and apparently is indicating some kind of production with solar
protons, solar wind coming in, reacting with the lunar surface,
making water and hydroxyl. Apparently, too, there’s evidence
that it’s actually moving, it’s dynamic -- it depends
on the time of day. Then, if you look at the results from LCROSS,
where we see water ice and high concentrations, and a variety
of other compounds in the permanently shadowed craters, and
even go beyond that to some measurements made with radars that
have been published about the North Pole of the Moon by the
Chandrayaan spacecraft, that are indicative of large blocks
of ice, you’re seeing water from all kinds of places
and all kinds of concentrations, and all kinds of forms, either
absorbed on the grains like in the sunlight, or crystal and
water ice in the polar shadows. And what this is really pointing
to is a water cycle on the Moon, a water cycle that’s
active, dynamic, ongoing, and nothing like what we ever thought
was there before. This kind of water cycle I would say is dynamic,
and as wet as some of the deserts, or wetter than some of the
deserts on Earth. It certainly was not something we were anticipating,
but I have really had a lot of fun discovering.
do we go from here?
To improve our better understanding of this
water cycle on the Moon, we need more measurements. It’s
clear that the atmosphere of the Moon, the exosphere, is important
to understand how water produced in the sunlight regions as
observed migrates its way to the cold traps, and we need to

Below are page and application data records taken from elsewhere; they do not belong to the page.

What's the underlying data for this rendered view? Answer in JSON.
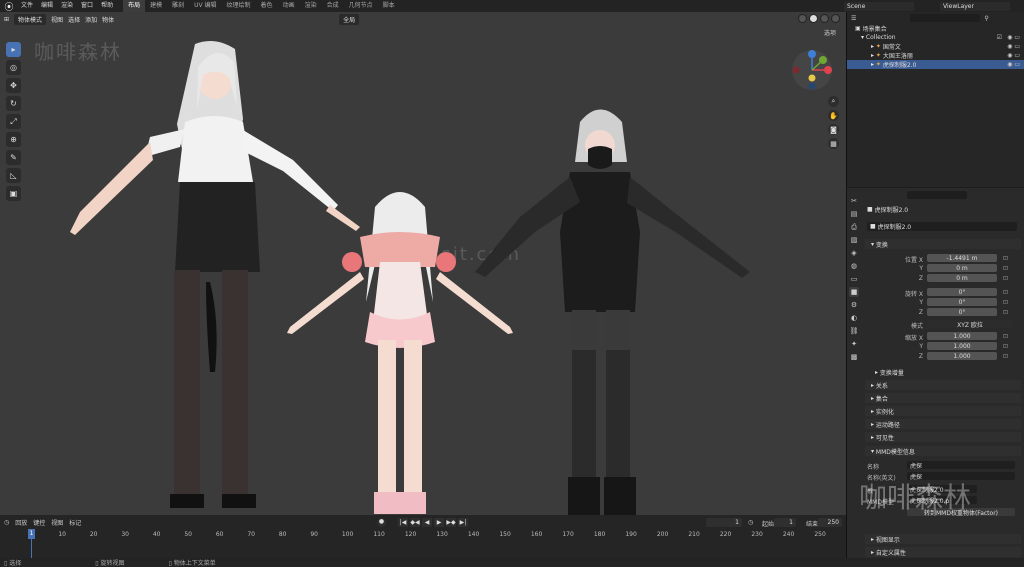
{
  "menu": {
    "file": "文件",
    "edit": "编辑",
    "render": "渲染",
    "window": "窗口",
    "help": "帮助"
  },
  "workspaces": [
    "布局",
    "建模",
    "雕刻",
    "UV 编辑",
    "纹理绘制",
    "着色",
    "动画",
    "渲染",
    "合成",
    "几何节点",
    "脚本"
  ],
  "scene": {
    "name": "Scene",
    "view_layer": "ViewLayer"
  },
  "viewport": {
    "mode": "物体模式",
    "menus": [
      "视图",
      "选择",
      "添加",
      "物体"
    ],
    "transform": "全局",
    "options": "选项"
  },
  "watermarks": [
    "咖啡森林",
    "ssit.com"
  ],
  "outliner": {
    "title": "场景集合",
    "rows": [
      {
        "label": "Collection",
        "indent": 14
      },
      {
        "label": "国常文",
        "indent": 24
      },
      {
        "label": "大国王洛丽",
        "indent": 24
      },
      {
        "label": "虎探制服2.0",
        "indent": 24,
        "selected": true
      }
    ]
  },
  "properties": {
    "object_name": "虎探制服2.0",
    "mesh_name": "虎探制服2.0",
    "transform_label": "变换",
    "location": {
      "label": "位置 X",
      "x": "-1.4491 m",
      "y": "0 m",
      "z": "0 m"
    },
    "rotation": {
      "label": "旋转 X",
      "x": "0°",
      "y": "0°",
      "z": "0°"
    },
    "mode": {
      "label": "模式",
      "value": "XYZ 欧拉"
    },
    "scale": {
      "label": "缩放 X",
      "x": "1.000",
      "y": "1.000",
      "z": "1.000"
    },
    "axes": {
      "y": "Y",
      "z": "Z"
    },
    "delta": "变换增量",
    "sections": [
      "关系",
      "集合",
      "实例化",
      "运动路径",
      "可见性"
    ],
    "mmd": {
      "title": "MMD模型信息",
      "name_label": "名称",
      "name_value": "虎探",
      "name_en_label": "名称(英文)",
      "name_en_value": "虎探",
      "root_label": "根",
      "root_value": "虎探制服2.0",
      "mesh_label": "MMD模型",
      "mesh_value": "虎探制服2.0.p",
      "extra": "转到MMD权重物体(Factor)"
    },
    "bottom_sections": [
      "视图显示",
      "自定义属性"
    ]
  },
  "timeline": {
    "menus": [
      "回放",
      "键控",
      "视图",
      "标记"
    ],
    "current_frame": "1",
    "start_label": "起始",
    "start": "1",
    "end_label": "结束",
    "end": "250",
    "ticks": [
      "1",
      "10",
      "20",
      "30",
      "40",
      "50",
      "60",
      "70",
      "80",
      "90",
      "100",
      "110",
      "120",
      "130",
      "140",
      "150",
      "160",
      "170",
      "180",
      "190",
      "200",
      "210",
      "220",
      "230",
      "240",
      "250"
    ]
  },
  "status": {
    "select": "选择",
    "rotate": "旋转视图",
    "context": "物体上下文菜单"
  },
  "colors": {
    "accent": "#4772b3",
    "x_axis": "#e0424e",
    "y_axis": "#6ea830",
    "z_axis": "#3c7ed8"
  }
}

understand just how that works, what time-scales that occurs
over, how much is moving, etc. That will help us understand
what the distribution of water is within the polar cold traps,
or what portion of the water we observed on LCROSS is due to
The LADEE spacecraft, the Lunar Atmospheric
and Dust Environment Explorer, will make some of these critical
measurements. It will be able to measure hydroxyl in the lunar
atmosphere as a function of time of day, so if indeed the sun
is actually producing water and producing hydroxyl on the lunar
surface, we’ll be able to look for that with the LADEE
spacecraft and understand it as a function of time of day.
didn't we see a visible flash on impact?
When we first impacted, one of the first things
that we were looking for was an optical flash. That’s the
flash of light that comes when things get really hot, like 5,000
degrees Kelvin. It’s what produces the visible light when
you look at the sun. What we saw was a very, very little visible
optical flash. We saw a thermal, a near infrared flash, but we
didn’t see the visible flash. This was our first clue that
we hit some place pretty interesting. There are a couple of things
that can explain why we didn’t see that flash:
1. We obscured the flash with dust. We hit a
very low-density target with a low-density rocket. When you do
that you create a plume of material that comes up actually faster
than the heating occurs down below, so you can actually obscure
the dust in front of the flash. We’ve shown this with experiments
here on Earth, here at NASA Ames in the vertical gun.
2. If you have even the slightest amount of volatiles,
even a half a percent or less, that squashes those high temperatures,
because a lot of that energy that would otherwise go into the
really high temperatures and visible light goes into changing
ice to vapor, and that phase change takes energy. So you just
need a little bit of volatiles to squash that flash.
We think we saw between 10 and 20 percent volatiles
of all sorts: water and other things, so it’s easy to understand
that if we hit someplace fluffy and full of volatiles, we just
weren’t going to have any visible flash, and that’s
what we saw.